Our collection is already growing! The Unions were recently gifted a really charming hand-tinted gravure print from 1910 (just two years after the Journalism school opened) that shows a panoramic, birds-eye view of Mizzou’s campus! What’s a gravure print, you ask? Gravure is a photographic process of transferring an image (in our case a watercolor painting) to a stone or zinc plate used to mass produce the original image. Our gravure boasts some of the University’s most recognizable landmarks like a moss-covered Jesse Hall and the columns. Perhaps equally interesting, however, is what we can’t see here: Memorial Union, Ellis Library, and (of course) the new J School building were all built later. Moreover, the location of Peace Park (created in the aftermath of the Kent State killings), is here a yet-to-be-cultivated bit of forest! You might also look out for some of the sweeter details in the print such as students strolling along and lounging on the steps of Pickard:
The artist of our new print, Arthur John Elder, was born in London in 1874, but spent the majority of his career in various parts of the United States. In London, Elder studied with Walter Sickert, a dark and rather notorious Impressionist painter who, rumor has it, may have even been Jack the Ripper! Like his teacher (in aesthetics not in dubious reputation), Elder’s early painting trended toward Impressionism. His work was fairly successful. In fact, before leaving his motherland, Elder was awarded an artist medal at the famous cast-iron and glass exhibition hall, the Crystal Palace, which had been relocated from its original site in Hyde Park, London to Sydenham Hill.
In 1905 Elder left London, made a transatlantic move to San Francisco, and established both his home and studio on Lombard Street: San Francisco’s most beloved—and sometimes despised—thoroughfare. In the spring of 1906 his art went on exhibit at Mark Hopkins Institute (now San Francisco Art Institute). In April, just as his career was taking off, the great San Francisco earthquake hit and devastated both the Institute and the homes of Lombard Street. It is very likely that Elder would have lost most of his artwork and possessions in the fires that ensued.
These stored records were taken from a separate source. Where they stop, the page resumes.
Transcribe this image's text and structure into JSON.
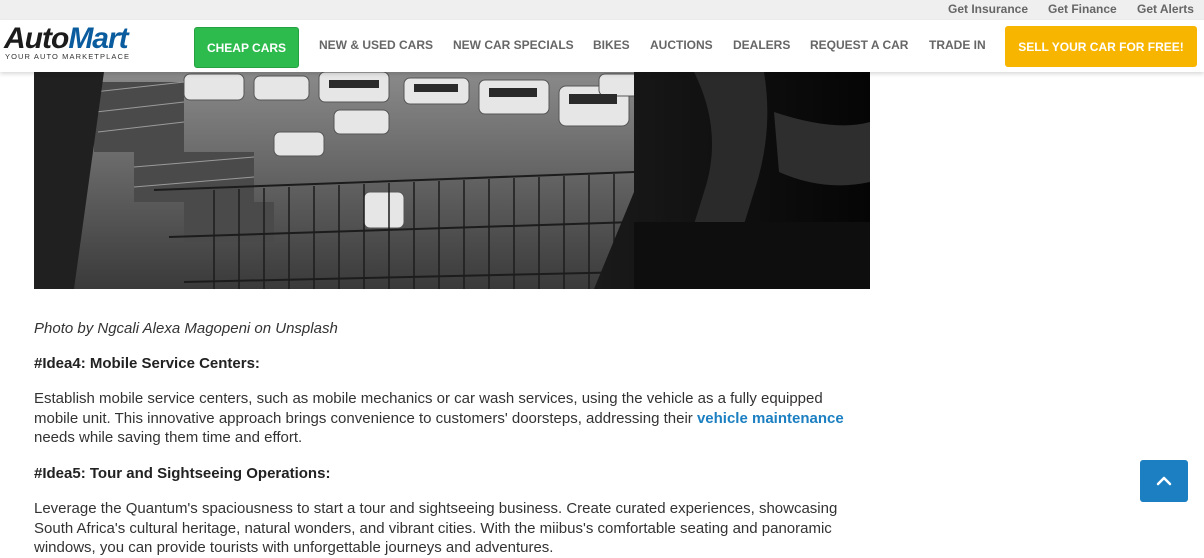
{
  "utility": {
    "insurance": "Get Insurance",
    "finance": "Get Finance",
    "alerts": "Get Alerts"
  },
  "logo": {
    "auto": "Auto",
    "mart": "Mart",
    "tagline": "YOUR AUTO MARKETPLACE"
  },
  "nav": {
    "cheap_cars": "CHEAP CARS",
    "new_used": "NEW & USED CARS",
    "specials": "NEW CAR SPECIALS",
    "bikes": "BIKES",
    "auctions": "AUCTIONS",
    "dealers": "DEALERS",
    "request": "REQUEST A CAR",
    "trade_in": "TRADE IN",
    "sell": "SELL YOUR CAR FOR FREE!"
  },
  "article": {
    "caption": "Photo by Ngcali Alexa Magopeni on Unsplash",
    "idea4_title": "#Idea4: Mobile Service Centers:",
    "idea4_text_before": "Establish mobile service centers, such as mobile mechanics or car wash services, using the vehicle as a fully equipped mobile unit. This innovative approach brings convenience to customers' doorsteps, addressing their ",
    "idea4_link": "vehicle maintenance",
    "idea4_text_after": " needs while saving them time and effort.",
    "idea5_title": "#Idea5: Tour and Sightseeing Operations:",
    "idea5_text": "Leverage the Quantum's spaciousness to start a tour and sightseeing business. Create curated experiences, showcasing South Africa's cultural heritage, natural wonders, and vibrant cities. With the miibus's comfortable seating and panoramic windows, you can provide tourists with unforgettable journeys and adventures."
  },
  "colors": {
    "cheap_button": "#2dbb4e",
    "sell_button": "#f7b500",
    "link": "#1b7fc1",
    "to_top": "#1b7fc1"
  },
  "icons": {
    "to_top": "chevron-up-icon"
  }
}
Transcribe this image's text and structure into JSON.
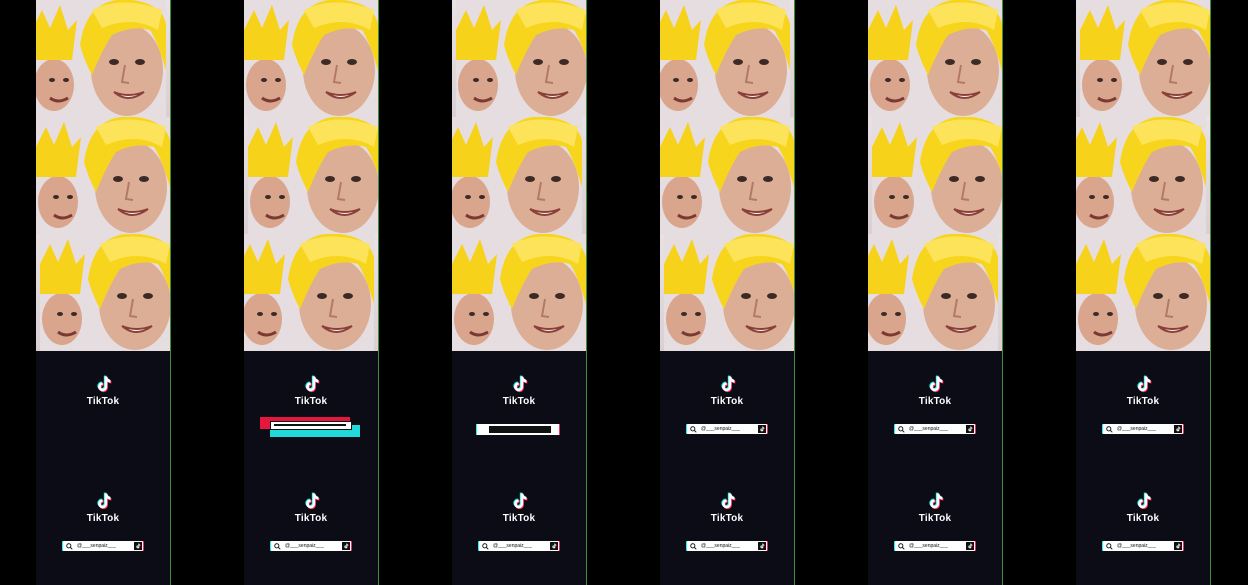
{
  "brand": {
    "name": "TikTok"
  },
  "search": {
    "handle": "@___senpaiz___"
  },
  "colors": {
    "tiktok_cyan": "#25f4ee",
    "tiktok_red": "#fe2c55",
    "panel_bg": "#0b0c16",
    "divider": "#3a8f3a"
  },
  "icons": {
    "logo": "tiktok-note-icon",
    "search": "search-icon"
  }
}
Understandably—to say the least—Elder left San Francisco after residing there for only a year.
In the wake of this tragedy Elder floated around a bit, visiting several parts of the Midwest (he was even a member of the St. Louis Watercolor Club). During this period the artist was employed by a publisher, W.T. Littig & Co., to create aerial renderings of American campuses and urban landmarks. W.T. Littig & Co., a New York publisher, employed several artists and is best known for these bird’s-eye urban views. Eventually, in 1925 Elder settled in Westport, CT where he became the director of the Westport School of Art, proving himself to be a man of many professional hats. Elder died there in 1948.
Printed aerial views, like the one in the Unions’ collection, were popular even before the Civil War. Because flight was not commercially offered to the general public until the 30s, these illustrations provided views otherwise unavailable to most Americans, allowing them perceive their environment in new ways. While viewmakers often varied on the degree of accuracy they achieved in their renderings, none wavered from the common goal of producing images that were pleasing to viewers. Venders often sold these images through bookstores or door to door canvassers and sometimes avid customers even subscribed to a given publisher’s views. In 1910 (when our print was made) it would have cost you somewhere around $5.00 to purchase it, and you might have seen versions of it hanging in local offices, home parlors, bank and hotel lobbies, and retail shops. These prints were seen as wall decoration rather than fine art; therefore, most were eventually destroyed. Only recently museums and collectors have started to recognize the historical significance of these prints and have begun to preserve the relative few that still exist.
In the early 20th century the popularity of these views rapidly declined. This decline happened for two main reasons: (1) The urban sprawls became too large to profitably render, and (2) the new-found ability to take panoramic photographs from the air made these prints look rather antiquated. The aviation advancements made during the First World War (a watershed moment in the development of flight) were met by increasingly improved methods of photography. Consequently, aerial photography soon dominated the bird’s-eye-market and captivated the American cultural imagination. To check out some great early aerial photographs of Mizzou’s campus check out the University Archive’s website: http://muarchives.missouri.edu/aerial.html
Authored by Niki Eaton, PhD Student, Art History and Archaeology
Falk, Peter Hastings, Ed. Who Was Who in American Art. Madison, CN: Sound View Press, 1985.
Jacobsen, Anita, Ed. Jacobsen’s Biographical Index of American Artists. Carrollton, TX: A.J. Publications, 2002.
Reps, John W. Views and Viewmakers of Urban America: Lithographs of Towns and Cities in the United States and Canada, Notes on the Artists and Publishers, and a Union Catalog of Their Work, 1825-1925. Columbia, MO: University of Missouri Press, 1984.
***Special thanks goes out to Dr. Alex Barker and University Affairs in Jesse Hall for bringing this print to our attention!!! Thanks!